• Three monumental marble sculptures for the UN Year of the Child, installed at UN centers in New York, Geneva and Vienna.
• Woman Free, at the UN Center for Advancement of Women, in Vienna, Austria.
• Breakthrough, dedicated by President Ronald Reagan; comprising dismantled sections of the Berlin Wall, it's sited at Westminster College in Fulton, Missouri, where Churchill gave his historic "Iron Curtain" speech.
• The Marriage Bed -- in the permanent collection of the Brooklyn Museum of Art. A symbolic bed divided with nails and big red roses.
• Christa -- a female Christ-on-the-cross figure, probably the best of her bronzes -- portraying the women's perspective on suffering; it's installed in New York's Cathedral of St. John the Divine.
Does her cutting-edge creativity and love of America come from good genes? Maybe: her maternal grandfather Winston Churchill was a fine artist, and her paternal ancestor Edwin Sandys was a founder/treasurer of the Virginia Company of London and defended the rights of American Jamestown settlers before the King. Anyhow, Edwina matured as an artist on American soil, and we're proud of her distinctly feminist artistic input.
• Veronica Montes, from Mexico -- Grass-roots Feminist
Verónica Montes, Ph.D., daughter of a divorced immigrant mother, had to cover a lot of ground before landing a postdoctoral grant and a teaching position at a private college.

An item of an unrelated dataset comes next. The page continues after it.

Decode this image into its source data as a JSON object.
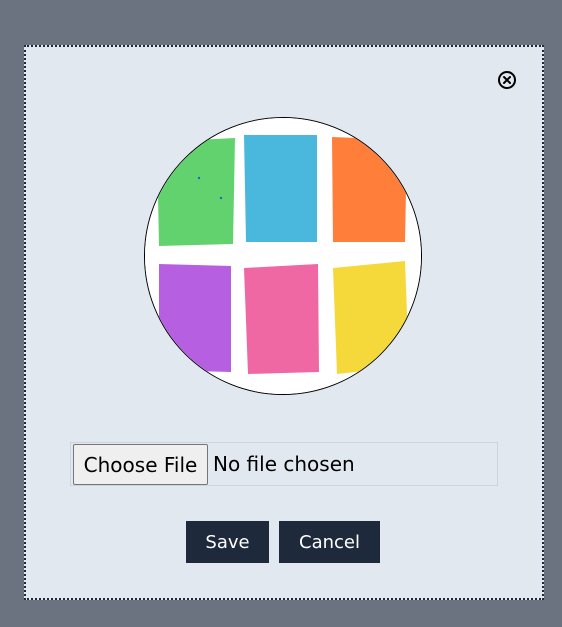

A great personal achievement of Verónica is her grass-roots feminism, begun on the intuitive level, working on self. Thus, she went a long way toward overcoming the stereotype of Mexican girls as passive, submissive, dependent, and uneducated -- and became an active, independent thinker, a professional and an equal partner to her husband. Recognizing her mother's inspirational strengths, she also discovered other Mexican women's unrecognized strengths through her research and, based on her own experiences, became a believer in women's solidarity.
Interestingly, what turned her mind to feminism was her own research:
1. One project about women defining the livelihood strategies of two transnational Mexican communities; it showed the vital role of women in the Mexican family and community -- and this significance counteracts current stereotyping.
2. Another was about negative traits of hegemonic masculinity, examining ways in which men may step away from culturally expected masculine identity -- ways that can potentially contribute to leveling the field and recognizing the roles women practically play there.
Today, Veronica embodies a grass-roots feminism of Latinas born into traditionally macho cultures. Coming all the way up in her professional and feminist thinking made her a special woman role model.
Women leaders are gaining ground -- and with their help, modern feminism is alive and kicking. Immigrant women leaders, as the new blood of America, clearly contribute to America's well-being and culture -- and their self-expression adds new flavors to feminist styles. Promoting/coaching women to become their best in our equal-rights but traditionally male-dominated society is the right thing to do. Consequently, feminism shouldn't be a bad word. All progressive-thinking people, women and men, should be proud to call themselves feminists, because the many modern feminist flavors all enrich the beautiful bouquet we call womanhood.